Without changing anything, reproduce every record below.

── PROVIDED DATA

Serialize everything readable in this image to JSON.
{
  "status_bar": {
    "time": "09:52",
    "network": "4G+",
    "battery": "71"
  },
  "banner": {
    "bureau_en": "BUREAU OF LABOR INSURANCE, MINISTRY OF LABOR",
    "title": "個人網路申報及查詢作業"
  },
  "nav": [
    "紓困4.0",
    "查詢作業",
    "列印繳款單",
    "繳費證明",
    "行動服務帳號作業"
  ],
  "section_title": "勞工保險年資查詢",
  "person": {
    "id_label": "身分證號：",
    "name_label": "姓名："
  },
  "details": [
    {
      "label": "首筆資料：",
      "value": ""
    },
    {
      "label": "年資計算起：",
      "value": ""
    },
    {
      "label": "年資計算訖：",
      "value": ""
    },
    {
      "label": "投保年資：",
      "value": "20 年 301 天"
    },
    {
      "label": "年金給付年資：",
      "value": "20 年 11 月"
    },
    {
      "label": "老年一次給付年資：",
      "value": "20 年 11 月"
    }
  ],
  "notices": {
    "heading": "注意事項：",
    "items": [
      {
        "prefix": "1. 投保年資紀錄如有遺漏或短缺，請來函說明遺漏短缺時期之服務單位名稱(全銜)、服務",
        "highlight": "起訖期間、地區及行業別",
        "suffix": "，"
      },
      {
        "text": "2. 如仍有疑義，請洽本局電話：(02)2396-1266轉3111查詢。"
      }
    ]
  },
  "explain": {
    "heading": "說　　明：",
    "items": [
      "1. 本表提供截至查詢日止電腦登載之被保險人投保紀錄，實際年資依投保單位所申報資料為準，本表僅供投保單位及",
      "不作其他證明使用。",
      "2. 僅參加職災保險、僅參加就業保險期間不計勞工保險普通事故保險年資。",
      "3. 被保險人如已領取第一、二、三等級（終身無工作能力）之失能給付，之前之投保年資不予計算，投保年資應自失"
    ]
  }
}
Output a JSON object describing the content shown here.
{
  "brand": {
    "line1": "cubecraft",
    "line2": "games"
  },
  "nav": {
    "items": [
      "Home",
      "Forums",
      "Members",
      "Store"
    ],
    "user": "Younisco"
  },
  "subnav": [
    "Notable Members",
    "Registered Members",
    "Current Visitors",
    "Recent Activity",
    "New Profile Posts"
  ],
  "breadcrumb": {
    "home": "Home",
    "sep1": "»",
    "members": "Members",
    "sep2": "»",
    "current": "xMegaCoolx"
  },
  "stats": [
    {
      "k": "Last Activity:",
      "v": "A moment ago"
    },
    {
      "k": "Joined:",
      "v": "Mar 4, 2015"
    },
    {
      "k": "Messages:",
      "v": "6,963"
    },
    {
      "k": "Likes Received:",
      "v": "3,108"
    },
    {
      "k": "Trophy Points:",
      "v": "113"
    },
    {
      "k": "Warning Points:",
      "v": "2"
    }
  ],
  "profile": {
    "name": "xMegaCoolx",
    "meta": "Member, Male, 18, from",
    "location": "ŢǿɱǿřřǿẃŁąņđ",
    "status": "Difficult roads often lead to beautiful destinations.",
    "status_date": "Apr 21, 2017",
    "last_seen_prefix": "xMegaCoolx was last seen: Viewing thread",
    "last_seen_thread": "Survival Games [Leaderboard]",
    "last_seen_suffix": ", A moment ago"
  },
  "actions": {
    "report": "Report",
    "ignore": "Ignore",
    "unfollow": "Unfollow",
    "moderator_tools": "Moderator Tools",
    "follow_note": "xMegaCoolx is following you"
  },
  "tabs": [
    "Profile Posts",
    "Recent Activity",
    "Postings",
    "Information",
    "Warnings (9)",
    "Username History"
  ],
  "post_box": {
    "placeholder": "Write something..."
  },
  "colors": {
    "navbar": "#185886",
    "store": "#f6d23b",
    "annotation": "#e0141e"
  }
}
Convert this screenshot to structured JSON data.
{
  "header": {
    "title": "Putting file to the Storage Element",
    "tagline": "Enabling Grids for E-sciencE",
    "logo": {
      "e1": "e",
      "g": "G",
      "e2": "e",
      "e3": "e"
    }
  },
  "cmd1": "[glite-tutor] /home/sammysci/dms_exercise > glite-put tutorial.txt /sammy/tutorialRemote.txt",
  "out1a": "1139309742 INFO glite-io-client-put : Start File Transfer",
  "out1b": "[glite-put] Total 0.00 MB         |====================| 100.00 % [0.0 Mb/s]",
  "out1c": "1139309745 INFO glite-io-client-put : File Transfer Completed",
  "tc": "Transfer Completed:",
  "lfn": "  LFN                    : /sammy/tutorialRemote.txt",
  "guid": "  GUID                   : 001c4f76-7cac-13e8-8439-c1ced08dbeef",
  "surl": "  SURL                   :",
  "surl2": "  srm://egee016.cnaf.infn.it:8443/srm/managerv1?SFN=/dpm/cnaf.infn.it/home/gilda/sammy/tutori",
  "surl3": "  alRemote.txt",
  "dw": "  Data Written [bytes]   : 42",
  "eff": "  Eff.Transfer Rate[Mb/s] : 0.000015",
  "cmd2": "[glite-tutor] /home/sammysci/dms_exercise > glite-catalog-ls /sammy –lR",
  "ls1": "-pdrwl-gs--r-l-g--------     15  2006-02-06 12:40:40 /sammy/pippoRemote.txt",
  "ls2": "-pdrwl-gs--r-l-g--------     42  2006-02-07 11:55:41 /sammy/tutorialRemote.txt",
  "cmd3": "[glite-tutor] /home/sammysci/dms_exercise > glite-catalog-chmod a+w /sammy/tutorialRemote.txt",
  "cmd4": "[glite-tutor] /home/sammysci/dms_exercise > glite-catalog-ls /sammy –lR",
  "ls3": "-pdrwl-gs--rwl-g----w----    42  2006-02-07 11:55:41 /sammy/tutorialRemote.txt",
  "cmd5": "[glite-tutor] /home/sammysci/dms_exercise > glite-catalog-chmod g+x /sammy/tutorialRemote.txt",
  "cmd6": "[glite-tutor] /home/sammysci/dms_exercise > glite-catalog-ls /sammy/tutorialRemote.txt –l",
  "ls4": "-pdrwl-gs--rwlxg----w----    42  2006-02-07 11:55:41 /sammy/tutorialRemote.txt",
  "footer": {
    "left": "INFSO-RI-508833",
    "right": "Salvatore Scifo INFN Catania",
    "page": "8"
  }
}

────

> **RESULT BELOW**
Serialize everything readable in this image to JSON.
{
  "status_bar": {
    "time": "09:52",
    "network": "4G+",
    "battery": "71"
  },
  "banner": {
    "bureau_en": "BUREAU OF LABOR INSURANCE, MINISTRY OF LABOR",
    "title": "個人網路申報及查詢作業"
  },
  "nav": [
    "紓困4.0",
    "查詢作業",
    "列印繳款單",
    "繳費證明",
    "行動服務帳號作業"
  ],
  "section_title": "勞工保險年資查詢",
  "person": {
    "id_label": "身分證號：",
    "name_label": "姓名："
  },
  "details": [
    {
      "label": "首筆資料：",
      "value": ""
    },
    {
      "label": "年資計算起：",
      "value": ""
    },
    {
      "label": "年資計算訖：",
      "value": ""
    },
    {
      "label": "投保年資：",
      "value": "20 年 301 天"
    },
    {
      "label": "年金給付年資：",
      "value": "20 年 11 月"
    },
    {
      "label": "老年一次給付年資：",
      "value": "20 年 11 月"
    }
  ],
  "notices": {
    "heading": "注意事項：",
    "items": [
      {
        "prefix": "1. 投保年資紀錄如有遺漏或短缺，請來函說明遺漏短缺時期之服務單位名稱(全銜)、服務",
        "highlight": "起訖期間、地區及行業別",
        "suffix": "，"
      },
      {
        "text": "2. 如仍有疑義，請洽本局電話：(02)2396-1266轉3111查詢。"
      }
    ]
  },
  "explain": {
    "heading": "說　　明：",
    "items": [
      "1. 本表提供截至查詢日止電腦登載之被保險人投保紀錄，實際年資依投保單位所申報資料為準，本表僅供投保單位及",
      "不作其他證明使用。",
      "2. 僅參加職災保險、僅參加就業保險期間不計勞工保險普通事故保險年資。",
      "3. 被保險人如已領取第一、二、三等級（終身無工作能力）之失能給付，之前之投保年資不予計算，投保年資應自失"
    ]
  }
}
Output a JSON object describing the content shown here.
{
  "brand": {
    "line1": "cubecraft",
    "line2": "games"
  },
  "nav": {
    "items": [
      "Home",
      "Forums",
      "Members",
      "Store"
    ],
    "user": "Younisco"
  },
  "subnav": [
    "Notable Members",
    "Registered Members",
    "Current Visitors",
    "Recent Activity",
    "New Profile Posts"
  ],
  "breadcrumb": {
    "home": "Home",
    "sep1": "»",
    "members": "Members",
    "sep2": "»",
    "current": "xMegaCoolx"
  },
  "stats": [
    {
      "k": "Last Activity:",
      "v": "A moment ago"
    },
    {
      "k": "Joined:",
      "v": "Mar 4, 2015"
    },
    {
      "k": "Messages:",
      "v": "6,963"
    },
    {
      "k": "Likes Received:",
      "v": "3,108"
    },
    {
      "k": "Trophy Points:",
      "v": "113"
    },
    {
      "k": "Warning Points:",
      "v": "2"
    }
  ],
  "profile": {
    "name": "xMegaCoolx",
    "meta": "Member, Male, 18, from",
    "location": "ŢǿɱǿřřǿẃŁąņđ",
    "status": "Difficult roads often lead to beautiful destinations.",
    "status_date": "Apr 21, 2017",
    "last_seen_prefix": "xMegaCoolx was last seen: Viewing thread",
    "last_seen_thread": "Survival Games [Leaderboard]",
    "last_seen_suffix": ", A moment ago"
  },
  "actions": {
    "report": "Report",
    "ignore": "Ignore",
    "unfollow": "Unfollow",
    "moderator_tools": "Moderator Tools",
    "follow_note": "xMegaCoolx is following you"
  },
  "tabs": [
    "Profile Posts",
    "Recent Activity",
    "Postings",
    "Information",
    "Warnings (9)",
    "Username History"
  ],
  "post_box": {
    "placeholder": "Write something..."
  },
  "colors": {
    "navbar": "#185886",
    "store": "#f6d23b",
    "annotation": "#e0141e"
  }
}
Convert this screenshot to structured JSON data.
{
  "header": {
    "title": "Putting file to the Storage Element",
    "tagline": "Enabling Grids for E-sciencE",
    "logo": {
      "e1": "e",
      "g": "G",
      "e2": "e",
      "e3": "e"
    }
  },
  "cmd1": "[glite-tutor] /home/sammysci/dms_exercise > glite-put tutorial.txt /sammy/tutorialRemote.txt",
  "out1a": "1139309742 INFO glite-io-client-put : Start File Transfer",
  "out1b": "[glite-put] Total 0.00 MB         |====================| 100.00 % [0.0 Mb/s]",
  "out1c": "1139309745 INFO glite-io-client-put : File Transfer Completed",
  "tc": "Transfer Completed:",
  "lfn": "  LFN                    : /sammy/tutorialRemote.txt",
  "guid": "  GUID                   : 001c4f76-7cac-13e8-8439-c1ced08dbeef",
  "surl": "  SURL                   :",
  "surl2": "  srm://egee016.cnaf.infn.it:8443/srm/managerv1?SFN=/dpm/cnaf.infn.it/home/gilda/sammy/tutori",
  "surl3": "  alRemote.txt",
  "dw": "  Data Written [bytes]   : 42",
  "eff": "  Eff.Transfer Rate[Mb/s] : 0.000015",
  "cmd2": "[glite-tutor] /home/sammysci/dms_exercise > glite-catalog-ls /sammy –lR",
  "ls1": "-pdrwl-gs--r-l-g--------     15  2006-02-06 12:40:40 /sammy/pippoRemote.txt",
  "ls2": "-pdrwl-gs--r-l-g--------     42  2006-02-07 11:55:41 /sammy/tutorialRemote.txt",
  "cmd3": "[glite-tutor] /home/sammysci/dms_exercise > glite-catalog-chmod a+w /sammy/tutorialRemote.txt",
  "cmd4": "[glite-tutor] /home/sammysci/dms_exercise > glite-catalog-ls /sammy –lR",
  "ls3": "-pdrwl-gs--rwl-g----w----    42  2006-02-07 11:55:41 /sammy/tutorialRemote.txt",
  "cmd5": "[glite-tutor] /home/sammysci/dms_exercise > glite-catalog-chmod g+x /sammy/tutorialRemote.txt",
  "cmd6": "[glite-tutor] /home/sammysci/dms_exercise > glite-catalog-ls /sammy/tutorialRemote.txt –l",
  "ls4": "-pdrwl-gs--rwlxg----w----    42  2006-02-07 11:55:41 /sammy/tutorialRemote.txt",
  "footer": {
    "left": "INFSO-RI-508833",
    "right": "Salvatore Scifo INFN Catania",
    "page": "8"
  }
}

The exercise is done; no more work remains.